The transmission and engine also proved very troublesome, both required frequent maintenance or else the tank would break down. Even when the crew had done the required maintenance the Tiger still broke down often, and when it did someone had to find another Tiger to tow it. While the Tiger had reasonable battlefield mobility, its operational mobility was pitiful. It consumed massive amounts of fuel on road marches and the aforementioned reliability problems also showed themselves, only more so. The only way around these problems was to ship the Tiger by rail, and to do the wide combat tracks had to be removed and replace them with narrower travel ones. The Tiger required a special rail car designed to carry the 56-ton tank. Later on in the war this was even further complicated by the Allied air attacks on the German rail network.

During the Tiger's production life a number of changes was made. The first was the addition of an improved 700 horsepower engine in May 1943. That July the turret was redesigned with a new cupola and some other detail changes. Zimmerit anti-magnetic coating was first applied to Tiger tank after September 1943. Spring 1944 saw some of the biggest changes to the Tiger. During that spring a close range grenade launcher was added for protection against infantry, new steel road wheels taken from the King Tiger were added, improved turret top armor was fitted and a new scope, the TZF 9c monocular sight was mounted in place of the old binocular one.

In conclusion, while the Tiger possessed a powerful main gun and enough armor to withstand just about any weapon the Allies could throw at it, it was betrayed by poor mechanical reliability and the low numbers in which it was produced. That's just the price for over engineering a tank, something the Germans also did with the Panther and King Tiger.

The Tiger appears in Panzer Grenadier: Road to Berlin, Kursk: South Flank, Beyond Normandy, Battle of the Bulge 2, and Eastern Front. Two companies from the 506th Schwere Panzer Abeiltung appeared in the long out-of-print Red Parachutes.

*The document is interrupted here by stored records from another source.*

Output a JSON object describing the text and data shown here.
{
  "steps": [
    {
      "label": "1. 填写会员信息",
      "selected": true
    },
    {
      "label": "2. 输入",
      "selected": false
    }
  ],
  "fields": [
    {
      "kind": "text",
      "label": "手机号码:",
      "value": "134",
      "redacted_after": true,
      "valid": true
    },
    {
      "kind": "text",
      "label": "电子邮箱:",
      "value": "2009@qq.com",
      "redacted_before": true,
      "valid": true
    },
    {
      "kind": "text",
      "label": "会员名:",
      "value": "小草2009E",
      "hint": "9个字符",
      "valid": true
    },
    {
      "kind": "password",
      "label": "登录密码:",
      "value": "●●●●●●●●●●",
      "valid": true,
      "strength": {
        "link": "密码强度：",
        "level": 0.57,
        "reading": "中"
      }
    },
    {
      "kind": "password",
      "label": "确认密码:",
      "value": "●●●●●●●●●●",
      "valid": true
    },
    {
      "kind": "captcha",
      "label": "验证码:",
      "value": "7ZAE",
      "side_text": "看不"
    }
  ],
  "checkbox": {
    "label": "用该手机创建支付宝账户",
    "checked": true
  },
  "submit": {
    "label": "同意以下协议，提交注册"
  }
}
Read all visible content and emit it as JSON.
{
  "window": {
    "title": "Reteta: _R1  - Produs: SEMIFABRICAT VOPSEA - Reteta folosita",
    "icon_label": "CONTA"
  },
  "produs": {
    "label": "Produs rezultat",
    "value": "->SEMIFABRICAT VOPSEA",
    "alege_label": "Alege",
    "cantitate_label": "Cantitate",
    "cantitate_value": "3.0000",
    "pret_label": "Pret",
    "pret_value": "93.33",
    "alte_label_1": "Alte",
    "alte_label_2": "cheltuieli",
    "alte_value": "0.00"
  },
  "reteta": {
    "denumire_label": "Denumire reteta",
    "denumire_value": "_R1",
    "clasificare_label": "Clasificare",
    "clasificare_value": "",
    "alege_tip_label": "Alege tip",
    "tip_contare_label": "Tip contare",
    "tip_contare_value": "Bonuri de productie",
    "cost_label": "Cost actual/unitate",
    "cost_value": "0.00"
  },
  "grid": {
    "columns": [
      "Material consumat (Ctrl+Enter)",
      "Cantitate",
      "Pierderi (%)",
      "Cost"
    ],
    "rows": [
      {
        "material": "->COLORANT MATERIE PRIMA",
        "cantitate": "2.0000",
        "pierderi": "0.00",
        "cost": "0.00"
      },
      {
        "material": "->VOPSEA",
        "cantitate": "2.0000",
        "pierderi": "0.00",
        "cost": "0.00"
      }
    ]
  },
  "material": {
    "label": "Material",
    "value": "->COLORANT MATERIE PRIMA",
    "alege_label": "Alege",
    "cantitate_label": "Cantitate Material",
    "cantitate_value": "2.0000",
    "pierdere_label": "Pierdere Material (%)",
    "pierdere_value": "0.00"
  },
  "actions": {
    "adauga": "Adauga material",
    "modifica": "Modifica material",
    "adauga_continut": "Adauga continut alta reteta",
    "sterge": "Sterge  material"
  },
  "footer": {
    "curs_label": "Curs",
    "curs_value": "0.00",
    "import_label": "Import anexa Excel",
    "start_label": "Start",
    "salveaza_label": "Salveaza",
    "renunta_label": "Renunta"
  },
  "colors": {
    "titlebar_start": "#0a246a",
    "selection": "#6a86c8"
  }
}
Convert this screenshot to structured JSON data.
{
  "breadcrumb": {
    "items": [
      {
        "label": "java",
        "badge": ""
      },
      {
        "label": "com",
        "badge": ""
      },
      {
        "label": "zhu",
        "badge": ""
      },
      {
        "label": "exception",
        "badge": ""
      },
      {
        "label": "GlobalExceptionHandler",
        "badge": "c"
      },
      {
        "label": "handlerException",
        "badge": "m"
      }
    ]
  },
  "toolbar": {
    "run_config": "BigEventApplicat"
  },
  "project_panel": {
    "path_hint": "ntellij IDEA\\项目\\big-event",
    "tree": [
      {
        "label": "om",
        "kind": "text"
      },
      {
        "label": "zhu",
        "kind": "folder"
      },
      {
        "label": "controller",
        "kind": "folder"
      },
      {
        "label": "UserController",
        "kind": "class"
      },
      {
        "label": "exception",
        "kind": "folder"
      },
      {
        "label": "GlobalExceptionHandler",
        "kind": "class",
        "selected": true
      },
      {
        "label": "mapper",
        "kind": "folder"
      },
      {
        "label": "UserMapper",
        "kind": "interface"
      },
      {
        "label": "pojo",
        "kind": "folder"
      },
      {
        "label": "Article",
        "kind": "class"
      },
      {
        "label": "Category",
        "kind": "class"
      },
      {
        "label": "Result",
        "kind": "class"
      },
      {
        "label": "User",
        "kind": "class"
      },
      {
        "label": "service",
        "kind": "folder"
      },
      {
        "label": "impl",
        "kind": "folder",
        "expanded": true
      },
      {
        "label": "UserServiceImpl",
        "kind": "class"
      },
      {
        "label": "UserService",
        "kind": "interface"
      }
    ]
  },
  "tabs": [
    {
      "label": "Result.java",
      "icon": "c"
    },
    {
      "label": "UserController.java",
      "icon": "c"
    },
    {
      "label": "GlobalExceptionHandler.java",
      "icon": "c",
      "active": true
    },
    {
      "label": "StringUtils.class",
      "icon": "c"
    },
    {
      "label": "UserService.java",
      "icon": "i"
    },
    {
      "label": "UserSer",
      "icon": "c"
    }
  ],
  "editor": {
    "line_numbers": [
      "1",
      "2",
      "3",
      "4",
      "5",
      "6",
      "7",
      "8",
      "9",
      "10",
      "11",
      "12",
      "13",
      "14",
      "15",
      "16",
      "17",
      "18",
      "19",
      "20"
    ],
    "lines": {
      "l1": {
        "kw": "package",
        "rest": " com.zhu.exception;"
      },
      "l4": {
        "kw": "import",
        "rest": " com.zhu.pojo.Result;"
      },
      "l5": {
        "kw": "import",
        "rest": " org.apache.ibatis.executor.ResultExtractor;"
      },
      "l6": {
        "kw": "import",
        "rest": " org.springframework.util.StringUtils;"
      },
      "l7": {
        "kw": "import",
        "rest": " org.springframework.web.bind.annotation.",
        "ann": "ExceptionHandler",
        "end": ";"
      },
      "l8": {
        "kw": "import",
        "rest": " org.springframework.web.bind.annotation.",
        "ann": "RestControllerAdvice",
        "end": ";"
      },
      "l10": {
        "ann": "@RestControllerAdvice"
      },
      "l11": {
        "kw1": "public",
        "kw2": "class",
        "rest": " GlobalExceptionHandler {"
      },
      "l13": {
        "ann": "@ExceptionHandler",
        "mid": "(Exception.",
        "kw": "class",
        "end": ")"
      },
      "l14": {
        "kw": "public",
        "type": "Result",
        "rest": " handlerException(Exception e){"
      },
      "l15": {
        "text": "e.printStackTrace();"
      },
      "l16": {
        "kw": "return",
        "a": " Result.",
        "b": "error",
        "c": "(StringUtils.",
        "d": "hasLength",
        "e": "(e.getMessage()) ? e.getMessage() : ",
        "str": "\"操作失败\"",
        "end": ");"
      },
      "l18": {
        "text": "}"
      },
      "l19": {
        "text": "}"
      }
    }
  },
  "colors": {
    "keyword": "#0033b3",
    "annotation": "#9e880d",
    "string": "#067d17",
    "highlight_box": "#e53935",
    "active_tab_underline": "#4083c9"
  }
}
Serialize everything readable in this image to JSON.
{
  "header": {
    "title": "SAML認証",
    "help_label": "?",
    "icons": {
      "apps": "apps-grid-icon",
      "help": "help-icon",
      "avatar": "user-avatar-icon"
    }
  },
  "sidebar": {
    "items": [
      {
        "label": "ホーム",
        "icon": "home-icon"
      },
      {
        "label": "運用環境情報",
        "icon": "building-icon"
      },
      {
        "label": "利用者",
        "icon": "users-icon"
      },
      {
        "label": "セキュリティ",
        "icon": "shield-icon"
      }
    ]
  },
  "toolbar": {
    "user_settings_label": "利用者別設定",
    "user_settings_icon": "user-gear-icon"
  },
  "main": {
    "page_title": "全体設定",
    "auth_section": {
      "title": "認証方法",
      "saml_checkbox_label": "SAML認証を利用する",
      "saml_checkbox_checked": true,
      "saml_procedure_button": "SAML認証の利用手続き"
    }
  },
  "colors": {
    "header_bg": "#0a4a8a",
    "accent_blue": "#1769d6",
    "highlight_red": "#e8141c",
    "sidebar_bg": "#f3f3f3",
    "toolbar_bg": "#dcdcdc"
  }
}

You can download the alternate Tiger tanks here.

Send your alternate Tigers into battle. Order Kursk: South Flank right now!